If Canada’s poet laureate did not exist it would not be necessary to invent him. And perhaps not possible either, even for a gimlet-eyed satirist.

Consider that the actual incumbent of this actual position, Fred Wah, was just quoted in the newspapers whining to some Scottish audience that in all his time in office he’s only been asked to produce one “mediocre poem” (his own description) about the Queen, instead of being invited to land one left-wing verse haymaker after another on the Harper administration “about immigration policy, about Idle No More, about Canada’s complicity in the Middle East, the Enbridge pipeline” and so on.

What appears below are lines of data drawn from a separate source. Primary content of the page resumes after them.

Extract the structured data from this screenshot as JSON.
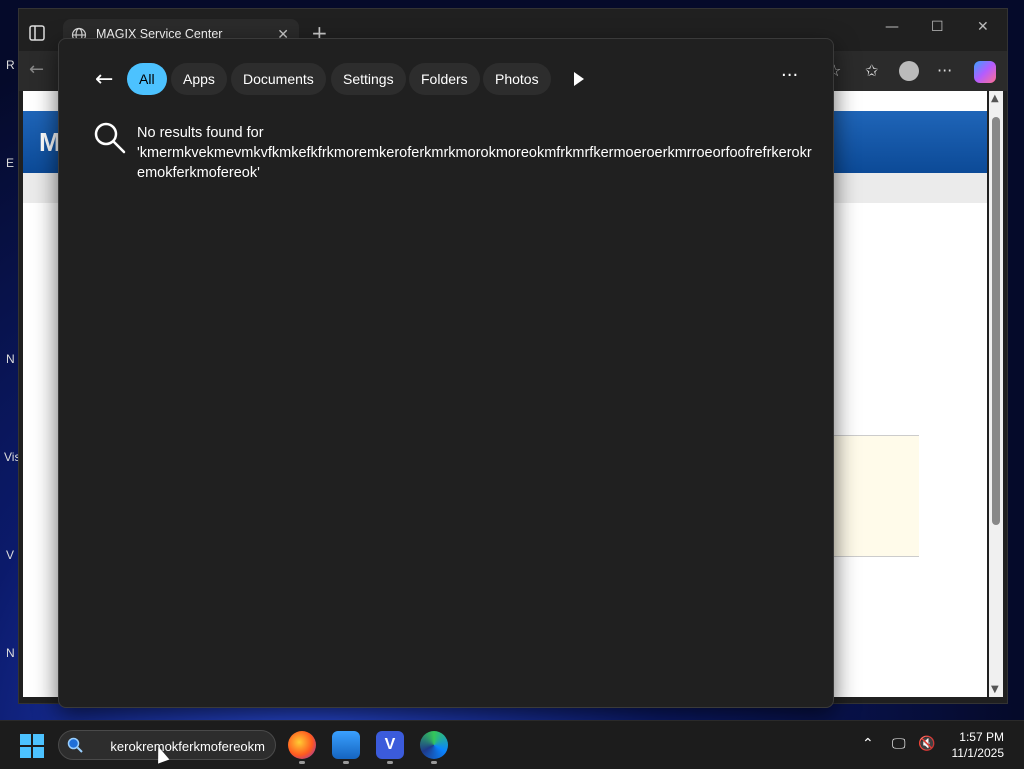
{
  "browser": {
    "tab_title": "MAGIX Service Center",
    "site_logo": "M"
  },
  "desktop": {
    "labels": [
      "R",
      "E",
      "N",
      "Vis",
      "V",
      "N"
    ]
  },
  "search_flyout": {
    "filters": [
      {
        "label": "All",
        "active": true
      },
      {
        "label": "Apps",
        "active": false
      },
      {
        "label": "Documents",
        "active": false
      },
      {
        "label": "Settings",
        "active": false
      },
      {
        "label": "Folders",
        "active": false
      },
      {
        "label": "Photos",
        "active": false
      }
    ],
    "no_results_prefix": "No results found for",
    "query_display": "'kmermkvekmevmkvfkmkefkfrkmoremkeroferkmrkmorokmoreokmfrkmrfkermoeroerkmrroeorfoofrefrkerokremokferkmofereok'",
    "menu_glyph": "···"
  },
  "taskbar": {
    "search_value": "kerokremokferkmofereokm",
    "time": "1:57 PM",
    "date": "11/1/2025"
  },
  "colors": {
    "accent": "#4cc2ff",
    "panel_bg": "#202020",
    "taskbar_bg": "#1c1c1c"
  }
}
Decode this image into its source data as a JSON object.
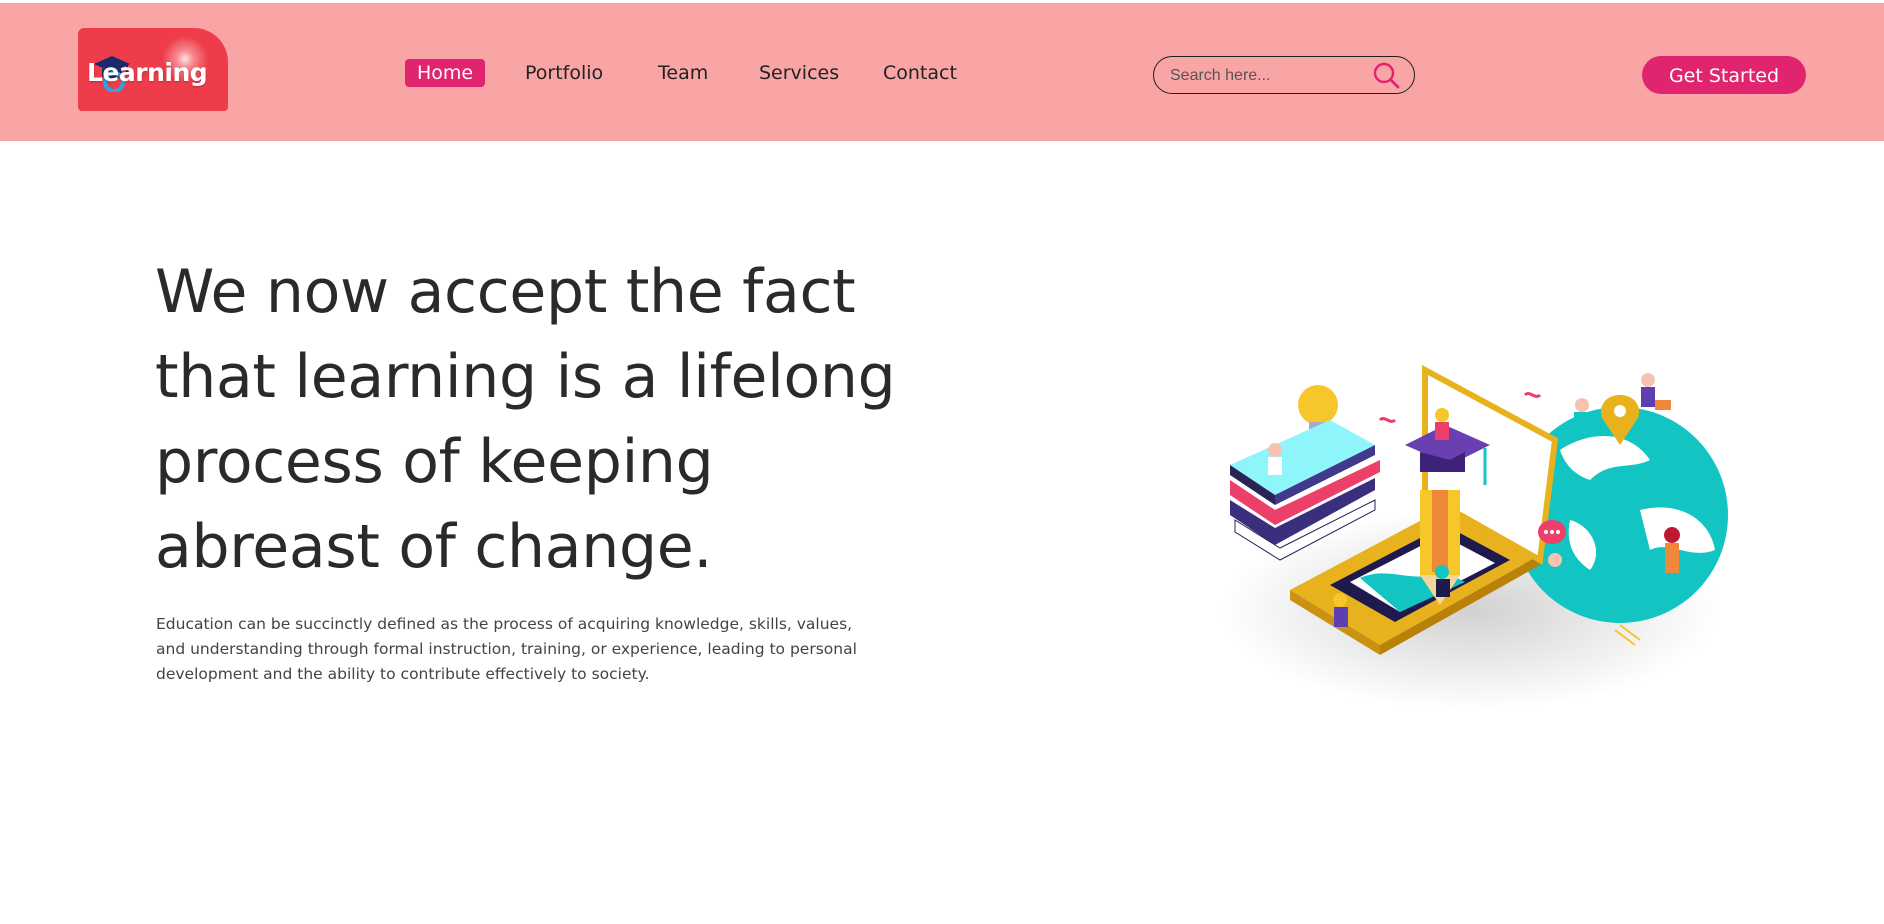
{
  "header": {
    "logo_text": "Learning",
    "nav": [
      {
        "label": "Home",
        "active": true
      },
      {
        "label": "Portfolio",
        "active": false
      },
      {
        "label": "Team",
        "active": false
      },
      {
        "label": "Services",
        "active": false
      },
      {
        "label": "Contact",
        "active": false
      }
    ],
    "search": {
      "placeholder": "Search here...",
      "value": "",
      "icon": "search-icon"
    },
    "cta_label": "Get Started"
  },
  "hero": {
    "title": "We now accept the fact that learning is a lifelong process of keeping abreast of change.",
    "description": "Education can be succinctly defined as the process of acquiring knowledge, skills, values, and understanding through formal instruction, training, or experience, leading to personal development and the ability to contribute effectively to society."
  },
  "colors": {
    "header_bg": "#f9a5a6",
    "accent": "#e0246f",
    "logo_bg": "#ee3c4a",
    "text_dark": "#2a2a2a"
  }
}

When you consider that his official oeuvre begins “She said looking through the monarchy of pronouns Her halftone face profiles the moment” it is less surprising than he seems to believe that he was not asked for an encore. Besides, what rhymes with Enbridge? Although I gather rhyming is passé in poetry these days.

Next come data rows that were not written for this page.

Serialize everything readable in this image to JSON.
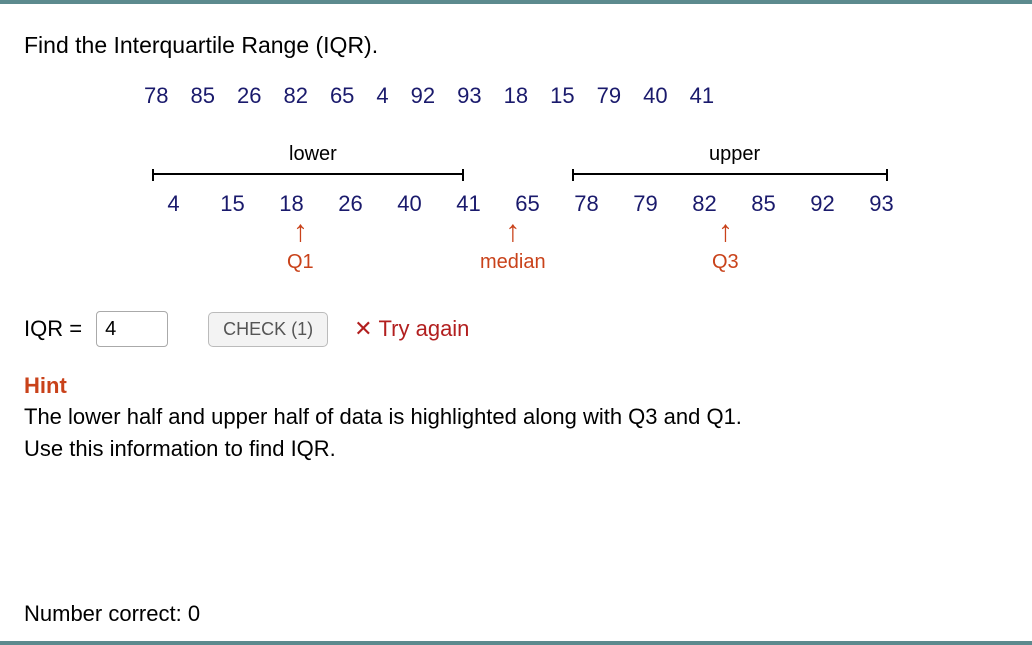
{
  "prompt": "Find the Interquartile Range (IQR).",
  "unsorted": [
    "78",
    "85",
    "26",
    "82",
    "65",
    "4",
    "92",
    "93",
    "18",
    "15",
    "79",
    "40",
    "41"
  ],
  "half_labels": {
    "lower": "lower",
    "upper": "upper"
  },
  "sorted": [
    "4",
    "15",
    "18",
    "26",
    "40",
    "41",
    "65",
    "78",
    "79",
    "82",
    "85",
    "92",
    "93"
  ],
  "markers": {
    "q1": "Q1",
    "median": "median",
    "q3": "Q3"
  },
  "answer": {
    "label": "IQR =",
    "value": "4",
    "check_label": "CHECK (1)",
    "feedback": "Try again"
  },
  "hint": {
    "title": "Hint",
    "line1": "The lower half and upper half of data is highlighted along with Q3 and Q1.",
    "line2": "Use this information to find IQR."
  },
  "footer": "Number correct: 0"
}
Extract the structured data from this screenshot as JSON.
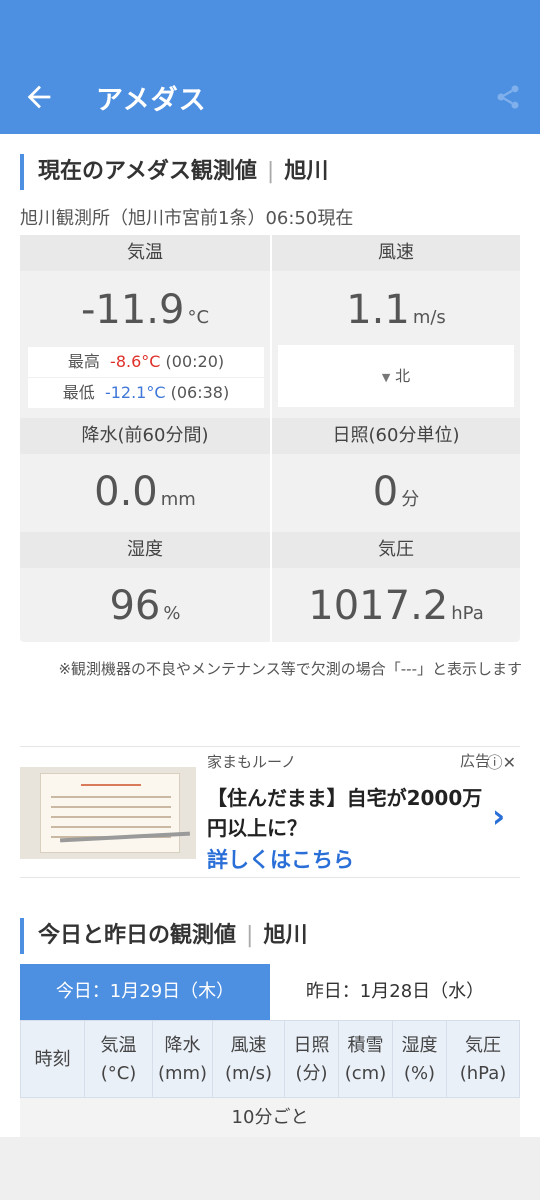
{
  "appbar": {
    "title": "アメダス",
    "back_icon": "arrow-left-icon",
    "share_icon": "share-icon"
  },
  "current": {
    "section_title": "現在のアメダス観測値",
    "location": "旭川",
    "station": "旭川観測所（旭川市宮前1条）06:50現在",
    "temperature": {
      "label": "気温",
      "value": "-11.9",
      "unit": "°C",
      "max_label": "最高",
      "max_value": "-8.6°C",
      "max_time": "(00:20)",
      "min_label": "最低",
      "min_value": "-12.1°C",
      "min_time": "(06:38)"
    },
    "wind": {
      "label": "風速",
      "value": "1.1",
      "unit": "m/s",
      "direction_arrow": "▼",
      "direction": "北"
    },
    "precip": {
      "label": "降水(前60分間)",
      "value": "0.0",
      "unit": "mm"
    },
    "sunshine": {
      "label": "日照(60分単位)",
      "value": "0",
      "unit": "分"
    },
    "humidity": {
      "label": "湿度",
      "value": "96",
      "unit": "%"
    },
    "pressure": {
      "label": "気圧",
      "value": "1017.2",
      "unit": "hPa"
    },
    "note": "※観測機器の不良やメンテナンス等で欠測の場合「---」と表示します"
  },
  "ad": {
    "sponsor": "家まもルーノ",
    "label": "広告",
    "info_icons": "ⓘ✕",
    "headline": "【住んだまま】自宅が2000万円以上に？",
    "cta": "詳しくはこちら",
    "chevron": "›"
  },
  "history": {
    "section_title": "今日と昨日の観測値",
    "location": "旭川",
    "tab_today": "今日：1月29日（木）",
    "tab_yesterday": "昨日：1月28日（水）",
    "columns": [
      {
        "line1": "時刻",
        "line2": ""
      },
      {
        "line1": "気温",
        "line2": "(°C)"
      },
      {
        "line1": "降水",
        "line2": "(mm)"
      },
      {
        "line1": "風速",
        "line2": "(m/s)"
      },
      {
        "line1": "日照",
        "line2": "(分)"
      },
      {
        "line1": "積雪",
        "line2": "(cm)"
      },
      {
        "line1": "湿度",
        "line2": "(%)"
      },
      {
        "line1": "気圧",
        "line2": "(hPa)"
      }
    ],
    "interval_label": "10分ごと"
  }
}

So long then Fred

Your stuff’s unread

Up we are fed.

If that’s a poem

You should go home

And cease to show ‘em.

Running Iran and running in it

- June 17th, 2013

If you’re wondering how only 8 of 686 would-be candidates were allowed to run in Iran’s presidential election, it’s very simple. The Guardian Council of the Constitution approves candidates… or doesn’t if they’re not sufficiently keen on wholesome principles like death to Israel and death to the Great Satan and an Iranian nuclear bomb and such like. And where does this GCC come from? Again, very simple. The Supreme Leader chooses six members while the Parliament (whose legislation it can veto and whose candidates it can also veto) chooses six from a list prepared by the head of the Judicial Power who is (but you saw this coming) appointed by the Supreme Leader.

Even if you do get to be President, you don’t run the country. That’s the Supreme Leader, chosen by the Assembly of Experts (directly elected from candidates approved by… itself, and vetted by that darn Guardian Council again). Oh, and the Supreme Council of the Cultural Revolution can create things that aren’t laws but are binding and can’t be overruled except by the Supreme Leader… who appoints the SCCR personally.

Which raises the vexed question: Even if you could run for president of Iran, or for its parliament, why would you want to? That so many people would vote for a fake moderate anyway (a “pragmatist” according to the New York Times and we all know what that means) suggests most Iranians wish this question had a better answer than it does. But those who rule them for their own benefit without their genuine consent probably don’t care. Certainly this tangled self-perpetuating institutional framework suggests they don’t.